Exercise instructions:
Among the entries below, find all lines that include "icon" and copy them.

Listed records:
──────

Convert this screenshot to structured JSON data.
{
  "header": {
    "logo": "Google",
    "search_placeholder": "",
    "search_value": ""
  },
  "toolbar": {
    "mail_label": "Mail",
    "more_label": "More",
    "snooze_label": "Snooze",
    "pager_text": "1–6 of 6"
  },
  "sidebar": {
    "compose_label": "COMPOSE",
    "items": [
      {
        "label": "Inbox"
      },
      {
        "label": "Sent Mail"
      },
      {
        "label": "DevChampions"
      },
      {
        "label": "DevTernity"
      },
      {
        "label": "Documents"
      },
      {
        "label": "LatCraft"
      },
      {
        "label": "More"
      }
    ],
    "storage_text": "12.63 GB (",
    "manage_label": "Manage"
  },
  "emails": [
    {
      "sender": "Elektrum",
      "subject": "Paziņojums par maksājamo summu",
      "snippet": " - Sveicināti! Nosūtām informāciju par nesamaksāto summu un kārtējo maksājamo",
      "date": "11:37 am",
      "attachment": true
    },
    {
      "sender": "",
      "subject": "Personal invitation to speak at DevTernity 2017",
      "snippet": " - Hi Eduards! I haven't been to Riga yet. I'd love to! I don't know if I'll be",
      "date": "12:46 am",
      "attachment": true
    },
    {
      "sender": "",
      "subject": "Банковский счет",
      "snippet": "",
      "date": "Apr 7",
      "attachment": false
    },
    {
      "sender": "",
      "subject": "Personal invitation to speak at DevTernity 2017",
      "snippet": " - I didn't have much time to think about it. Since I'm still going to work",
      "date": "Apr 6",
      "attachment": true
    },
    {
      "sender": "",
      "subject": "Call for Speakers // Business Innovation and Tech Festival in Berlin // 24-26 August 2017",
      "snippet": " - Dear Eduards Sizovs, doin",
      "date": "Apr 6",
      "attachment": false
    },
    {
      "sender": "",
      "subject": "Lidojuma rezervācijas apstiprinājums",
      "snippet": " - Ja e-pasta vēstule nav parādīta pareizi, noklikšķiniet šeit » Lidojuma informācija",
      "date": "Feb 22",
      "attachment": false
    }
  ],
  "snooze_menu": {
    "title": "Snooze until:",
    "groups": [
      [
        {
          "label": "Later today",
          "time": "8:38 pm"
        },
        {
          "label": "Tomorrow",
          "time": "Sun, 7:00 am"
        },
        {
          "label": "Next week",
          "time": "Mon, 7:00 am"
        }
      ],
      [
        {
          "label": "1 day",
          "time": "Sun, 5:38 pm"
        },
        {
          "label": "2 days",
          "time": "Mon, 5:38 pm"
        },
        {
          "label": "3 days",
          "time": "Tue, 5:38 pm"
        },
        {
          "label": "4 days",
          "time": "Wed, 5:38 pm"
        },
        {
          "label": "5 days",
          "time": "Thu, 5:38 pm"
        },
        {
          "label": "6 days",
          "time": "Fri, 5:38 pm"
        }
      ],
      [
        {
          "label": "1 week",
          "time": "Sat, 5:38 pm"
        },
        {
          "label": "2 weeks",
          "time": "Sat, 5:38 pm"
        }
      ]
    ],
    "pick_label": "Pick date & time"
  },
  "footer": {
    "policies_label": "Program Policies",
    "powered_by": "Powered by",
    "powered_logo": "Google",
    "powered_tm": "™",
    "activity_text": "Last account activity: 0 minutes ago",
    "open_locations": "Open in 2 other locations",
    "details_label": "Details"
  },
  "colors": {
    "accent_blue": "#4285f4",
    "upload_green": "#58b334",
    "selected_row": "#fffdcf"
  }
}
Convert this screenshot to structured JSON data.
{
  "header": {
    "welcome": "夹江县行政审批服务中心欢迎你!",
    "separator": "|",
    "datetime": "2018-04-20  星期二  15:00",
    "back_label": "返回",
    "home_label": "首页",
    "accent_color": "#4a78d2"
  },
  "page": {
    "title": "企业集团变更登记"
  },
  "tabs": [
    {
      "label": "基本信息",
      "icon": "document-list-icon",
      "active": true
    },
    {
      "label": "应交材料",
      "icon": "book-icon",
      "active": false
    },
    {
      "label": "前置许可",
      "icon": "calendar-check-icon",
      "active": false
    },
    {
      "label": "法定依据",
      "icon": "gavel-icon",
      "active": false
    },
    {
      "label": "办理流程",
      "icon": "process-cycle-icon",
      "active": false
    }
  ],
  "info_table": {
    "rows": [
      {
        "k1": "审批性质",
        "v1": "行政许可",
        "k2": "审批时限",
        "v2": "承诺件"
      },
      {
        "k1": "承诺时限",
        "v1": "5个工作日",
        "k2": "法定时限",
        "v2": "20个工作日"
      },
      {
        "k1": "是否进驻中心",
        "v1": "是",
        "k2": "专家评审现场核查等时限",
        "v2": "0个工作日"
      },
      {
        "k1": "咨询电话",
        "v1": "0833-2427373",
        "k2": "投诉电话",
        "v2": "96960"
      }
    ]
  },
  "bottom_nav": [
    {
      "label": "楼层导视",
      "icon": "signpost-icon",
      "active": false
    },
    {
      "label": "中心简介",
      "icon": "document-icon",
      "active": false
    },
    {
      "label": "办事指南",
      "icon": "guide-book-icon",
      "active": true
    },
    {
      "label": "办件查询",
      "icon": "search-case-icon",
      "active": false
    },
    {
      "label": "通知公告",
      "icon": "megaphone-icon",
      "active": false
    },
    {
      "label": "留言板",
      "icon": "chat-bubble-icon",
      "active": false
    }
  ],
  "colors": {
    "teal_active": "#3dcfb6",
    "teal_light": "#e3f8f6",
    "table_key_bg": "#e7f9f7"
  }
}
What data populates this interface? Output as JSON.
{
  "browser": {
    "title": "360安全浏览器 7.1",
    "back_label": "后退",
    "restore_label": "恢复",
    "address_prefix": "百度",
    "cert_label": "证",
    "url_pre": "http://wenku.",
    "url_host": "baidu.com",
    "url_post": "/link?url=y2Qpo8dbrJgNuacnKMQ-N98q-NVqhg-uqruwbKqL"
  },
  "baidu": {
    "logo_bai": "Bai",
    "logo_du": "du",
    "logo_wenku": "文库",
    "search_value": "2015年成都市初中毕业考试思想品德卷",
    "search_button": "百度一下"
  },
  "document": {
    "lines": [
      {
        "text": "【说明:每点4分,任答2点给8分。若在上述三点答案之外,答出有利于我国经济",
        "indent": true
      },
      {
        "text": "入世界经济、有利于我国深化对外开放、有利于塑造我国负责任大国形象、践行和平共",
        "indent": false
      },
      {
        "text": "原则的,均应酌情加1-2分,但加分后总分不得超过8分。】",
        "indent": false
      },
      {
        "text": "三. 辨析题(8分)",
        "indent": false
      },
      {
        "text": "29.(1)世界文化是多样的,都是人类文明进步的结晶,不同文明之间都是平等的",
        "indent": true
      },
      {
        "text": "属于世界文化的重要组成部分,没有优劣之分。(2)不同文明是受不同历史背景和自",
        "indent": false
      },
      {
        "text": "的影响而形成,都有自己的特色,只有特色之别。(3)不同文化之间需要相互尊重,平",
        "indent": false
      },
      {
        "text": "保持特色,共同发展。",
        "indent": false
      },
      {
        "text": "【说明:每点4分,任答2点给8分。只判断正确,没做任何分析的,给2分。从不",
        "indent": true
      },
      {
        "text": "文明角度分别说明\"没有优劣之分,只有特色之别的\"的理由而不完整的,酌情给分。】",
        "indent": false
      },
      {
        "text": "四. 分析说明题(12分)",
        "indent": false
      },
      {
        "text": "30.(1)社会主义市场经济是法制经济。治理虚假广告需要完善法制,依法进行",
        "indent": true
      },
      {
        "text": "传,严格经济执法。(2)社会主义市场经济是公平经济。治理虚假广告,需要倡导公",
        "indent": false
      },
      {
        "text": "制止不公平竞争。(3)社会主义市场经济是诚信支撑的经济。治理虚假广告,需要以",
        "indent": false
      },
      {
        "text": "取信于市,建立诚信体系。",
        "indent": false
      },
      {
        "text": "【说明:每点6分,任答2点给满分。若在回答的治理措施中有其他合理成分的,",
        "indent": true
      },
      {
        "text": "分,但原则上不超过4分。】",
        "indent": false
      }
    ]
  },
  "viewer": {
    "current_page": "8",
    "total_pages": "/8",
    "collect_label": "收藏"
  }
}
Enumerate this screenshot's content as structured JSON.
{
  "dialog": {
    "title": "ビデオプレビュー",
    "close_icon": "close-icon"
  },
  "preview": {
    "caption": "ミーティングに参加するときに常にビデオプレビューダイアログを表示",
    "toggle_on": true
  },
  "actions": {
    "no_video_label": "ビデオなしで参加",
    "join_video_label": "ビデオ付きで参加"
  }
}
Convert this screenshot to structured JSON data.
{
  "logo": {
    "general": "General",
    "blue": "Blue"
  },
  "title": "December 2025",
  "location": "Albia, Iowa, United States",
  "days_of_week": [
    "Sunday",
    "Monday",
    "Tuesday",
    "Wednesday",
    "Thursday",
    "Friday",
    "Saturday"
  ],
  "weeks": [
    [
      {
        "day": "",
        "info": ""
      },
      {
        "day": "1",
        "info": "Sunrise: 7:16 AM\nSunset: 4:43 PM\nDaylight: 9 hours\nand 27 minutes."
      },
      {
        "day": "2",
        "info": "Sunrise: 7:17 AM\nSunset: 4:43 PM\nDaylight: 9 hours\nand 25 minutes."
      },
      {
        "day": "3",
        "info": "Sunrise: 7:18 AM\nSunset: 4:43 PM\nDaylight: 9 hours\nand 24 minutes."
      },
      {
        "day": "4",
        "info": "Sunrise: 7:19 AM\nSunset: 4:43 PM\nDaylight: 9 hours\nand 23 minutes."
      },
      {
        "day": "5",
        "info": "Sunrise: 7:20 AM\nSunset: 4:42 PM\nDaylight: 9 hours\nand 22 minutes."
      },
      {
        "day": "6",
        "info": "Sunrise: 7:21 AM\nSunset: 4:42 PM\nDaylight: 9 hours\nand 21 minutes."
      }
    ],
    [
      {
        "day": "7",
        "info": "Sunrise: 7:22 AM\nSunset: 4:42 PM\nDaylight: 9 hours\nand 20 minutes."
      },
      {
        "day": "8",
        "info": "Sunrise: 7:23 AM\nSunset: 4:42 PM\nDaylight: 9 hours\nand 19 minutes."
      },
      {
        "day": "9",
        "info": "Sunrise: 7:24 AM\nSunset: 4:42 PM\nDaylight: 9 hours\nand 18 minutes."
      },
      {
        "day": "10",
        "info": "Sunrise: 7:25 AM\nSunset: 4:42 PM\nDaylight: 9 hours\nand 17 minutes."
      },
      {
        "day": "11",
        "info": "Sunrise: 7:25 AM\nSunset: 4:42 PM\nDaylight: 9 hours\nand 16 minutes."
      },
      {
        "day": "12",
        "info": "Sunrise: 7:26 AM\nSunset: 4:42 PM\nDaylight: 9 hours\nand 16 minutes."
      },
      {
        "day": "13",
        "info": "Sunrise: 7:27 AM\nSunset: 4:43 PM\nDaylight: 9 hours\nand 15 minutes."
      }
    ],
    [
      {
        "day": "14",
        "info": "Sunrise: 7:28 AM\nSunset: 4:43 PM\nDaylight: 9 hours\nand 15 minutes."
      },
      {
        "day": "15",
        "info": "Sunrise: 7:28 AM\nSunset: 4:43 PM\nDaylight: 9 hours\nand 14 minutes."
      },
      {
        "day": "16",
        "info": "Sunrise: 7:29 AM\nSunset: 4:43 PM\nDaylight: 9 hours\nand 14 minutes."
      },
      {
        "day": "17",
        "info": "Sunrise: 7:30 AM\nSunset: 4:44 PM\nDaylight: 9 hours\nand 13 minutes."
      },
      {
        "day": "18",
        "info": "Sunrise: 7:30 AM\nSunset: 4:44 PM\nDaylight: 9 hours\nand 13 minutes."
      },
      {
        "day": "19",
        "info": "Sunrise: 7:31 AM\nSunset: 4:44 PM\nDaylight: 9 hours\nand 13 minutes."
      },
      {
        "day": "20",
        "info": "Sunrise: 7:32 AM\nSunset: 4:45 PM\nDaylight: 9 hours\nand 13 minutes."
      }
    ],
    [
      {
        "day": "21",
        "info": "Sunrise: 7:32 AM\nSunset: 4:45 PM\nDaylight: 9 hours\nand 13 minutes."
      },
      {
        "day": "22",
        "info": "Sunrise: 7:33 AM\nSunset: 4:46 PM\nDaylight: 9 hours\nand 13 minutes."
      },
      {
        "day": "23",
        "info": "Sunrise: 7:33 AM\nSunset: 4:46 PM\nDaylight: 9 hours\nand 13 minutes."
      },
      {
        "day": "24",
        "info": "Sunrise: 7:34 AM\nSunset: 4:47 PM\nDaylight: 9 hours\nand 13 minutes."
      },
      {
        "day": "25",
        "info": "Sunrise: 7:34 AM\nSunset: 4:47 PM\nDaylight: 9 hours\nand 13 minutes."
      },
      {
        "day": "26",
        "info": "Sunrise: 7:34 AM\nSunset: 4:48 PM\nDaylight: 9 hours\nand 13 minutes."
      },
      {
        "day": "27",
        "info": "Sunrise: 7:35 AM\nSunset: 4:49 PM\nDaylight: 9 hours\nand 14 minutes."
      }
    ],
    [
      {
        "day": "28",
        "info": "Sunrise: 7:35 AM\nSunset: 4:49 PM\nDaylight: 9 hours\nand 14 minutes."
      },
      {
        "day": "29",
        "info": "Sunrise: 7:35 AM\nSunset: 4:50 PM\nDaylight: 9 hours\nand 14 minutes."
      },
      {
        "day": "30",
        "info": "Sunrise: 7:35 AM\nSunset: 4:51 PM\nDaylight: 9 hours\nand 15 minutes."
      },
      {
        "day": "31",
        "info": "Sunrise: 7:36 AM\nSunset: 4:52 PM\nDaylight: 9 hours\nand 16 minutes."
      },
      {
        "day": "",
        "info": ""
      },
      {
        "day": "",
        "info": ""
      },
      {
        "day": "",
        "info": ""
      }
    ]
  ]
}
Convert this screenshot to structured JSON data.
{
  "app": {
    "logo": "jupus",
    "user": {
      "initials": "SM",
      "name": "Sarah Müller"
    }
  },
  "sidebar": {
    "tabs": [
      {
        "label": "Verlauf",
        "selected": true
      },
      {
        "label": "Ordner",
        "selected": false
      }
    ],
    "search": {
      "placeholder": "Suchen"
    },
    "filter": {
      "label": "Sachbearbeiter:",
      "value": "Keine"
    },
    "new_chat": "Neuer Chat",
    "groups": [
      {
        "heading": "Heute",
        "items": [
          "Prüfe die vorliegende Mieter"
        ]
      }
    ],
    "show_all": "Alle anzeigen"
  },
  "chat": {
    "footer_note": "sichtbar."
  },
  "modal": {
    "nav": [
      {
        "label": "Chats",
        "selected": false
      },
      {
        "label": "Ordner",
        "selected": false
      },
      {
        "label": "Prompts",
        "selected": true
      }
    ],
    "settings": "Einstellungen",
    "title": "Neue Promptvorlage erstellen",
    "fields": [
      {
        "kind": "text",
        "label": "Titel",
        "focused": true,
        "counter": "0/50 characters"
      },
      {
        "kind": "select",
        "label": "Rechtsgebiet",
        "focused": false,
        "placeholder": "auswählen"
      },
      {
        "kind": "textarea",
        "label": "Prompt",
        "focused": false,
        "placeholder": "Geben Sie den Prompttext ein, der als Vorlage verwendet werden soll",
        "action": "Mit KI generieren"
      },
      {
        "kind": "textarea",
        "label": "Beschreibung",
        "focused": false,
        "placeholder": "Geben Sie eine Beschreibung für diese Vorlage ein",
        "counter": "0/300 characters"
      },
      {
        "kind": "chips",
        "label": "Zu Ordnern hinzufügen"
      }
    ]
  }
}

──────

Response box:
      "icon": "document-list-icon",
      "icon": "book-icon",
      "icon": "calendar-check-icon",
      "icon": "gavel-icon",
      "icon": "process-cycle-icon",
      "icon": "signpost-icon",
      "icon": "document-icon",
      "icon": "guide-book-icon",
      "icon": "search-case-icon",
      "icon": "megaphone-icon",
      "icon": "chat-bubble-icon",
    "close_icon": "close-icon"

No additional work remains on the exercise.